Pen + Nash Co.: Will open its doors later this month next to Molly’s Cupcakes. This children’s clothing boutique will offer trendy, well-made clothing, accessories, books and toys for little ones. This will be the first brick-and-mortar location for the locally owned, small business.
“Liberty Center is committed to bringing a unique mix of retail and restaurants that not only enhance the current tenant mix, but that will enrich the community needs, tastes and interests,” Taylor said.
Earlier this year Liberty Center officials announced the opening of a new Cinnabon and Elevate Office Suites that offers professional workspaces with amenities. The 26,170-square-foot space will include flexible co-working spaces, private office suites and high-tech conference rooms.
Marketing Coordinator Sarah Bush said the Cinnabon opened at the end of March and the office suites are slated to debut later this year.

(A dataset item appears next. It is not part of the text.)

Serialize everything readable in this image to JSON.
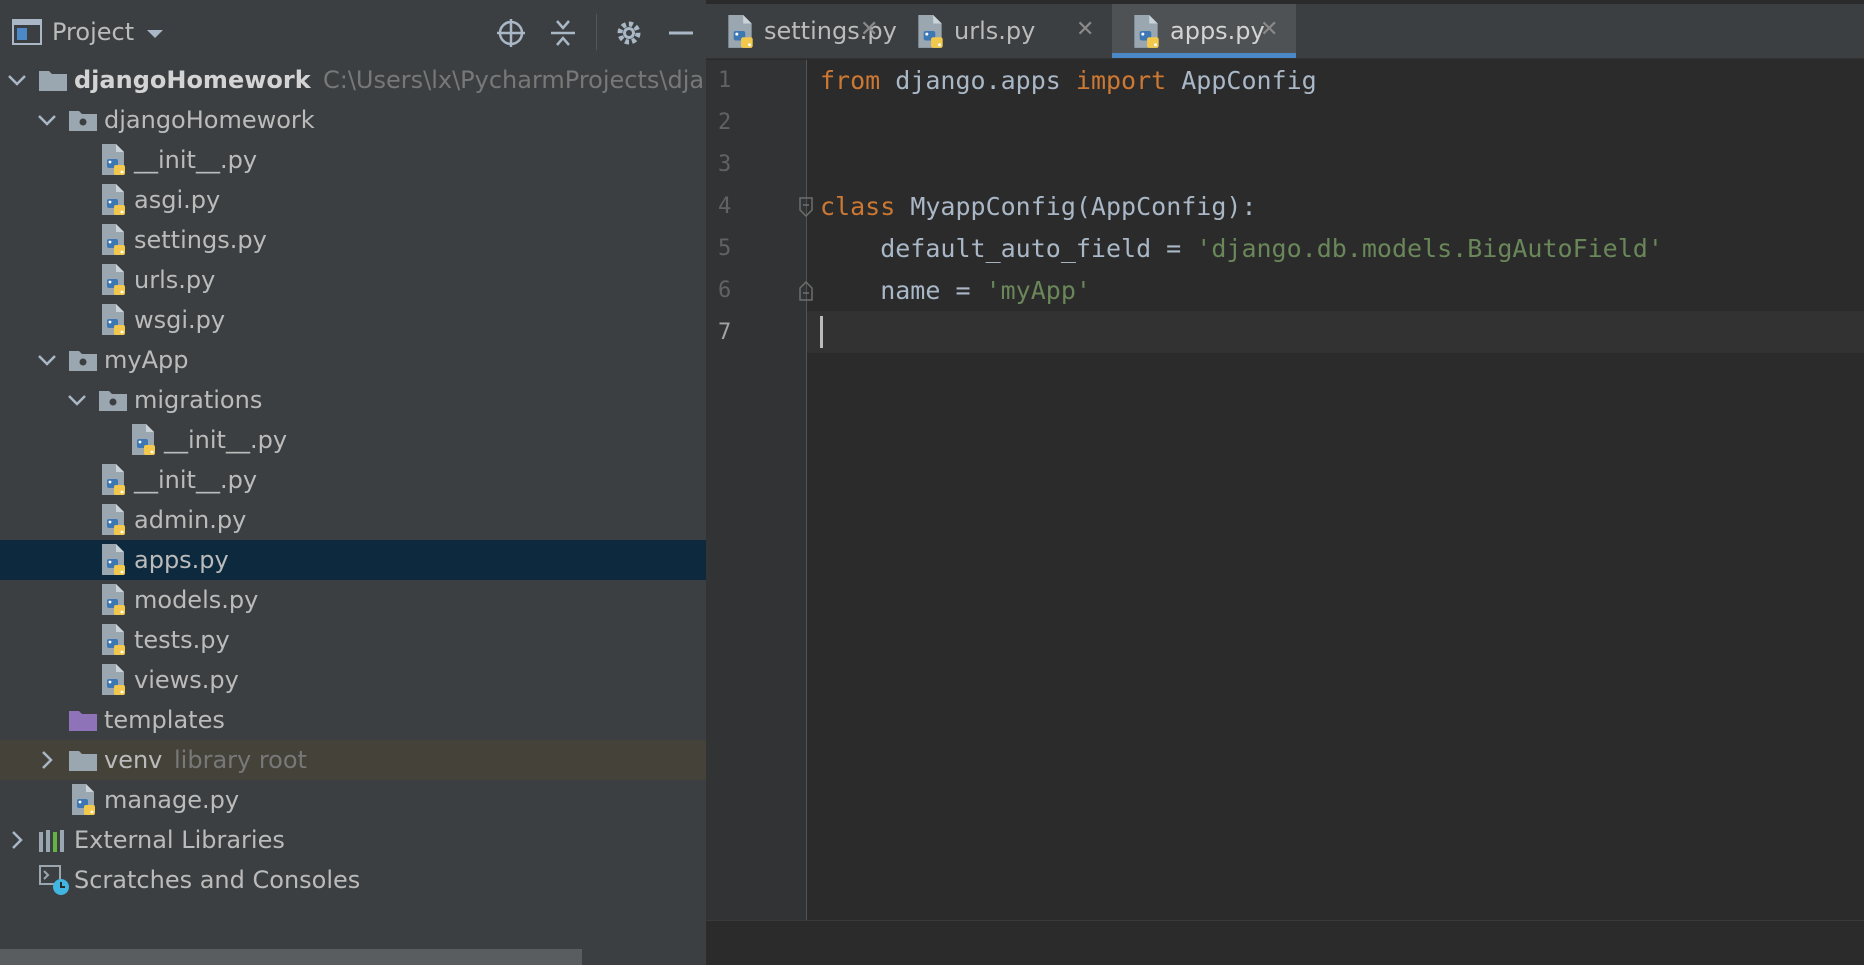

The Liberty Community Authority is charged with safeguarding taxpayer dollars that were used to support Liberty Center, and its chairman Phil Morrical said he is pleased with the progress.
“It’s great news ...” Morrical said. “We’re excited about any synergy that’s going on there that draws people in, especially food places that are different and not already in the area, it brings people in.”
The pandemic has wreaked havoc with every sector of the business world and the shut down last year by Gov. Mike DeWine was hurtful to Liberty Center among many other retailers. Even before that the LCA had its share of challenges, many stemming from a couple changes in management companies.
Some fees paid by merchants had gone uncollected for a period of time and those fees are meant to partially repay taxpayer-backed bonds.
The financial report for April showed year-to-date $190,631 has been collected from tenants in facilities charges, this represents an 8% increase over last year but a drop of 16% from 2019. Morrical said they continue working on refinancing options.
Contrary to what several people have asked him, “we’re not going to fall apart and close the doors.”